___ Material supplied
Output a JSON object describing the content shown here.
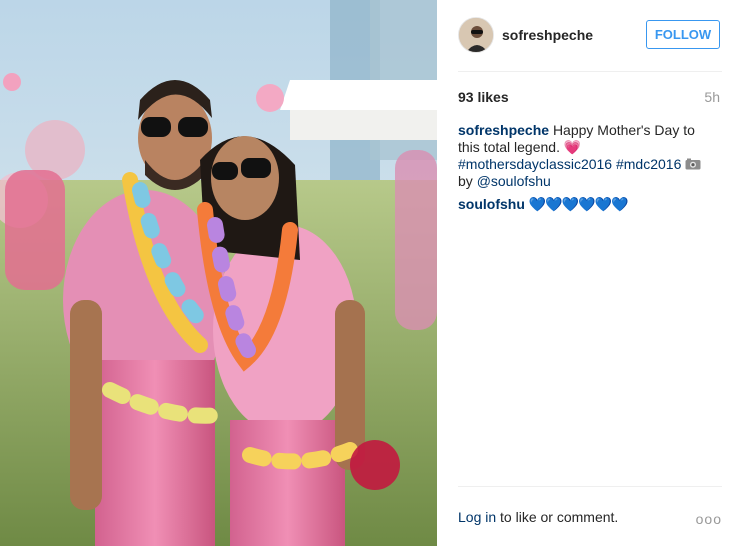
{
  "post": {
    "username": "sofreshpeche",
    "follow_label": "FOLLOW",
    "likes": "93 likes",
    "time": "5h"
  },
  "comments": [
    {
      "username": "sofreshpeche",
      "text_a": "Happy Mother's Day to this total legend.",
      "heart_emoji": "💗",
      "hashtag1": "#mothersdayclassic2016",
      "hashtag2": "#mdc2016",
      "camera_icon": "camera-icon",
      "by_text": "by",
      "mention": "@soulofshu"
    },
    {
      "username": "soulofshu",
      "text": "💙💙💙💙💙💙"
    }
  ],
  "footer": {
    "login_link": "Log in",
    "login_rest": " to like or comment.",
    "more_label": "ooo"
  },
  "colors": {
    "link_dark": "#003569",
    "follow_blue": "#3897f0",
    "muted": "#999999",
    "pink": "#ee5b9c"
  }
}
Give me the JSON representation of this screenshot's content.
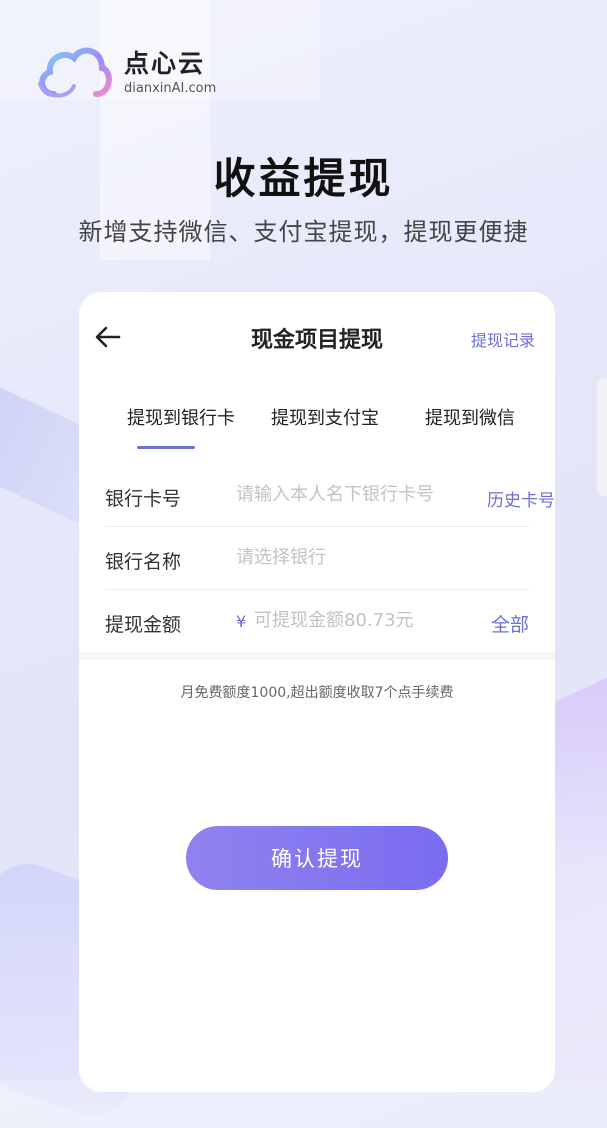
{
  "brand": {
    "name": "点心云",
    "domain": "dianxinAI.com"
  },
  "headline": "收益提现",
  "subhead": "新增支持微信、支付宝提现，提现更便捷",
  "nav": {
    "title": "现金项目提现",
    "records_link": "提现记录"
  },
  "tabs": [
    {
      "label": "提现到银行卡",
      "active": true
    },
    {
      "label": "提现到支付宝",
      "active": false
    },
    {
      "label": "提现到微信",
      "active": false
    }
  ],
  "form": {
    "card_number": {
      "label": "银行卡号",
      "placeholder": "请输入本人名下银行卡号",
      "action": "历史卡号"
    },
    "bank_name": {
      "label": "银行名称",
      "placeholder": "请选择银行"
    },
    "amount": {
      "label": "提现金额",
      "currency": "¥",
      "placeholder": "可提现金额80.73元",
      "action": "全部"
    }
  },
  "note": "月免费额度1000,超出额度收取7个点手续费",
  "confirm_label": "确认提现",
  "colors": {
    "accent": "#6b6fd6",
    "button_start": "#8e83ee",
    "button_end": "#7a6cf0"
  }
}
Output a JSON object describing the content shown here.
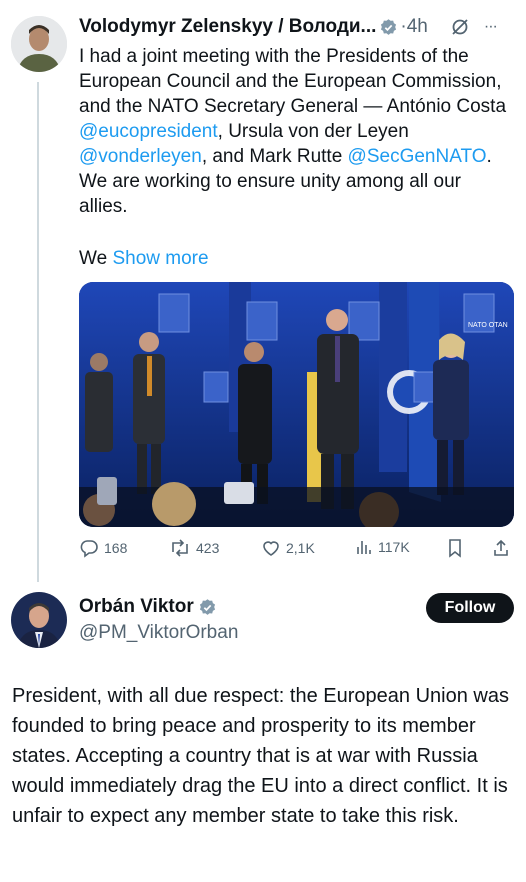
{
  "tweet": {
    "author": "Volodymyr Zelenskyy / Володи...",
    "time": "·4h",
    "more": "···",
    "text_before": "I had a joint meeting with the Presidents of the European Council and the European Commission, and the NATO Secretary General — António Costa ",
    "mention1": "@eucopresident",
    "text_mid1": ", Ursula von der Leyen ",
    "mention2": "@vonderleyen",
    "text_mid2": ", and Mark Rutte ",
    "mention3": "@SecGenNATO",
    "text_after": ". We are working to ensure unity among all our allies.",
    "truncated_prefix": "We",
    "show_more": "Show more",
    "photo_banner": "NATO OTAN",
    "stats": {
      "replies": "168",
      "reposts": "423",
      "likes": "2,1K",
      "views": "117K"
    }
  },
  "reply": {
    "author": "Orbán Viktor",
    "handle": "@PM_ViktorOrban",
    "follow_label": "Follow",
    "text": "President, with all due respect: the European Union was founded to bring peace and prosperity to its member states. Accepting a country that is at war with Russia would immediately drag the EU into a direct conflict. It is unfair to expect any member state to take this risk."
  },
  "colors": {
    "accent": "#1d9bf0",
    "verified": "#829aab",
    "text": "#0f1419",
    "muted": "#536471"
  }
}
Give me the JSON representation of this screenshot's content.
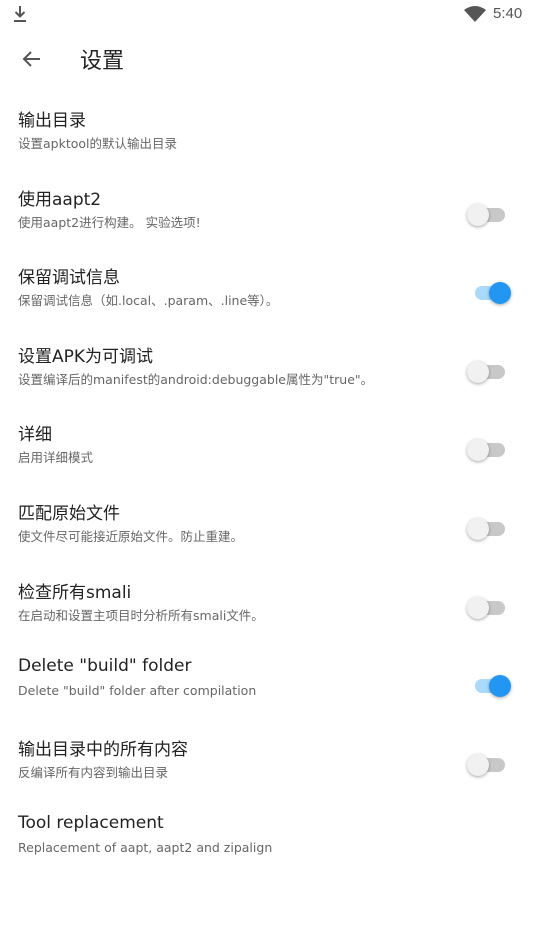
{
  "status_bar": {
    "time": "5:40",
    "download_icon": "download-icon",
    "wifi_icon": "wifi-icon"
  },
  "app_bar": {
    "back_icon": "arrow-back-icon",
    "title": "设置"
  },
  "settings": [
    {
      "title": "输出目录",
      "summary": "设置apktool的默认输出目录",
      "has_switch": false
    },
    {
      "title": "使用aapt2",
      "summary": "使用aapt2进行构建。 实验选项!",
      "has_switch": true,
      "checked": false
    },
    {
      "title": "保留调试信息",
      "summary": "保留调试信息（如.local、.param、.line等）。",
      "has_switch": true,
      "checked": true
    },
    {
      "title": "设置APK为可调试",
      "summary": "设置编译后的manifest的android:debuggable属性为\"true\"。",
      "has_switch": true,
      "checked": false
    },
    {
      "title": "详细",
      "summary": "启用详细模式",
      "has_switch": true,
      "checked": false
    },
    {
      "title": "匹配原始文件",
      "summary": "使文件尽可能接近原始文件。防止重建。",
      "has_switch": true,
      "checked": false
    },
    {
      "title": "检查所有smali",
      "summary": "在启动和设置主项目时分析所有smali文件。",
      "has_switch": true,
      "checked": false
    },
    {
      "title": "Delete \"build\" folder",
      "summary": "Delete \"build\" folder after compilation",
      "has_switch": true,
      "checked": true
    },
    {
      "title": "输出目录中的所有内容",
      "summary": "反编译所有内容到输出目录",
      "has_switch": true,
      "checked": false
    },
    {
      "title": "Tool replacement",
      "summary": "Replacement of aapt, aapt2 and zipalign",
      "has_switch": false
    }
  ],
  "colors": {
    "accent": "#2196f3",
    "accent_track": "#a9dafb",
    "switch_off_track": "#c8c8c8"
  }
}
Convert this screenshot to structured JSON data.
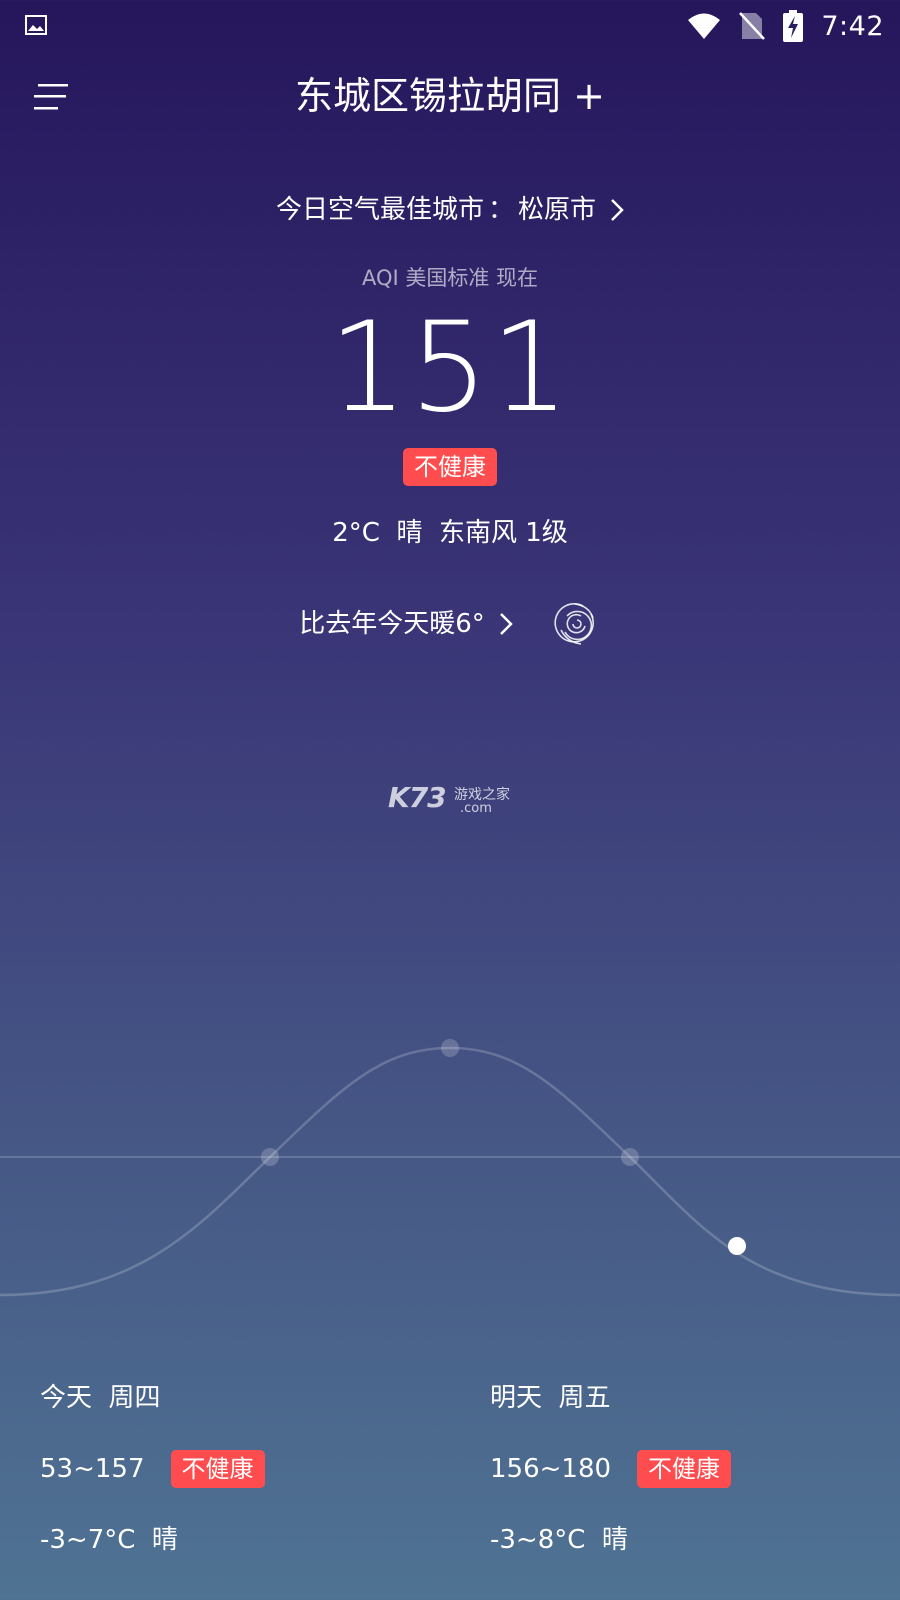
{
  "status_bar": {
    "time": "7:42",
    "icons": [
      "image-icon",
      "wifi-icon",
      "no-sim-icon",
      "battery-charging-icon"
    ]
  },
  "header": {
    "menu_icon": "menu-icon",
    "location": "东城区锡拉胡同 +"
  },
  "best_city": {
    "label": "今日空气最佳城市",
    "separator": "：",
    "city": "松原市"
  },
  "aqi": {
    "label": "AQI 美国标准 现在",
    "value": "151",
    "level": "不健康",
    "level_color": "#ff4d4f"
  },
  "current_weather": "2°C  晴  东南风 1级",
  "compare": {
    "text": "比去年今天暖6°",
    "icon": "swirl-icon"
  },
  "watermark": {
    "logo": "K73",
    "name": "游戏之家",
    "domain": ".com"
  },
  "forecast": [
    {
      "day": "今天  周四",
      "aqi_range": "53~157",
      "level": "不健康",
      "weather": "-3~7°C  晴"
    },
    {
      "day": "明天  周五",
      "aqi_range": "156~180",
      "level": "不健康",
      "weather": "-3~8°C  晴"
    }
  ],
  "colors": {
    "badge": "#ff4d4f",
    "background_top": "#26165c",
    "background_bottom": "#4f7393"
  }
}
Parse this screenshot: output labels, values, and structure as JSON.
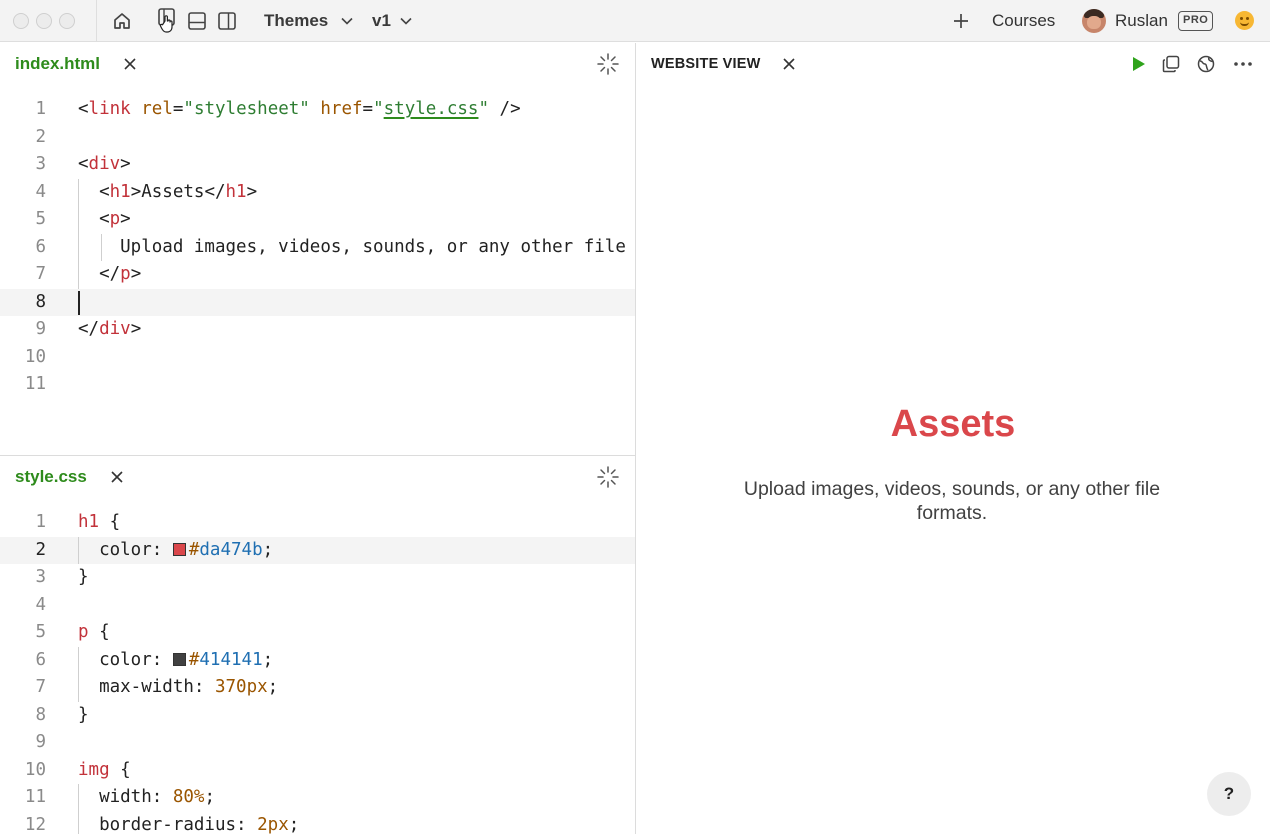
{
  "toolbar": {
    "themes_label": "Themes",
    "version_label": "v1",
    "courses_label": "Courses",
    "user_name": "Ruslan",
    "plan_badge": "PRO",
    "icons": [
      "home-icon",
      "layout-single-icon",
      "layout-stacked-icon",
      "layout-columns-icon",
      "plus-icon"
    ]
  },
  "html_editor": {
    "filename": "index.html",
    "active_line": 8
  },
  "css_editor": {
    "filename": "style.css",
    "active_line": 2,
    "swatches": {
      "h1_color": "#da474b",
      "p_color": "#414141"
    }
  },
  "website_view": {
    "title": "WEBSITE VIEW",
    "heading": "Assets",
    "paragraph": "Upload images, videos, sounds, or any other file formats.",
    "help_label": "?"
  },
  "colors": {
    "accent_green": "#2e8b1c",
    "heading_red": "#da474b",
    "paragraph_gray": "#414141",
    "run_green": "#2fa31b"
  }
}
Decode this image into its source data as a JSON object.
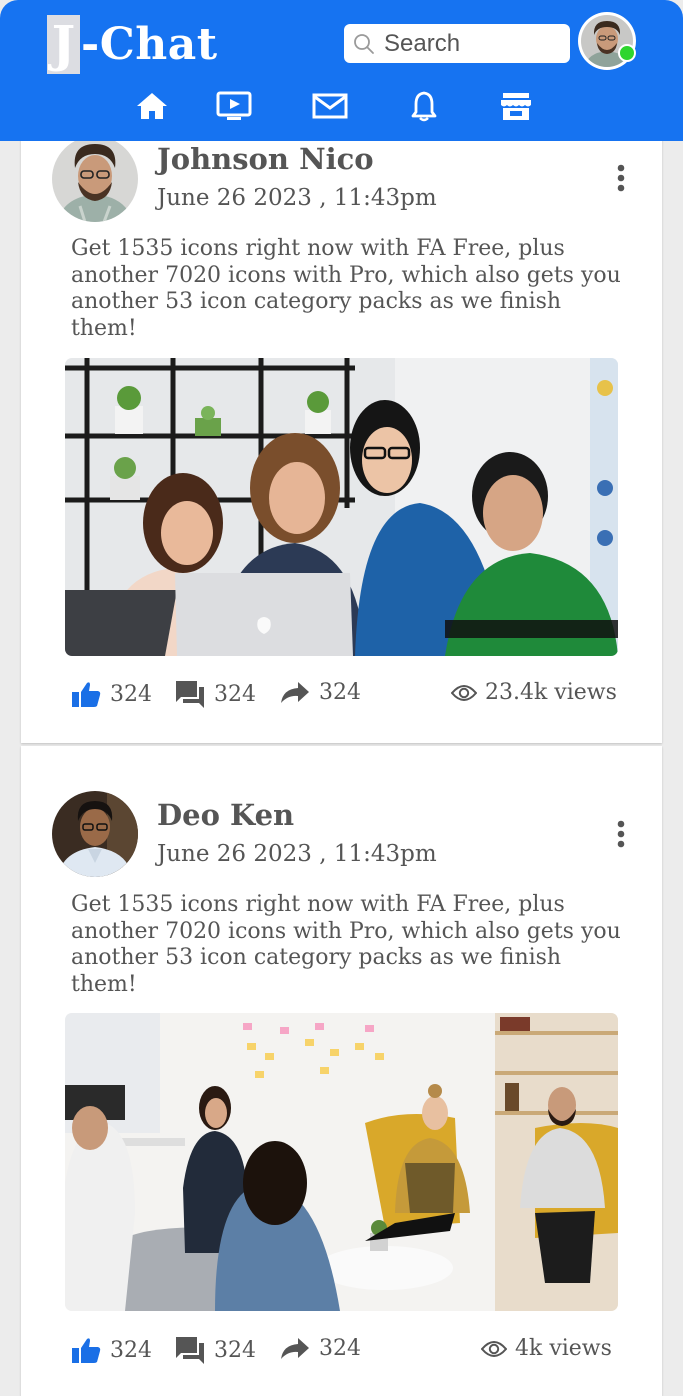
{
  "app": {
    "logo_letter": "J",
    "logo_text": "-Chat",
    "search_placeholder": "Search"
  },
  "nav": {
    "icons": [
      "home-icon",
      "video-icon",
      "mail-icon",
      "bell-icon",
      "store-icon"
    ]
  },
  "colors": {
    "header": "#1673f1",
    "like": "#1a6fe6",
    "online": "#2ed52e",
    "text": "#555555"
  },
  "posts": [
    {
      "author": "Johnson Nico",
      "date": "June 26 2023 , 11:43pm",
      "text": "Get 1535 icons right now with FA Free, plus another 7020 icons with Pro, which also gets you another 53 icon category packs as we finish them!",
      "likes": "324",
      "comments": "324",
      "shares": "324",
      "views": "23.4k views"
    },
    {
      "author": "Deo Ken",
      "date": "June 26 2023 , 11:43pm",
      "text": "Get 1535 icons right now with FA Free, plus another 7020 icons with Pro, which also gets you another 53 icon category packs as we finish them!",
      "likes": "324",
      "comments": "324",
      "shares": "324",
      "views": "4k views"
    }
  ]
}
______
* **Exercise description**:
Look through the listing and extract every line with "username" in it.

* **Answer box**:
    "username": "sofreshpeche",
      "username": "sofreshpeche",
      "username": "soulofshu",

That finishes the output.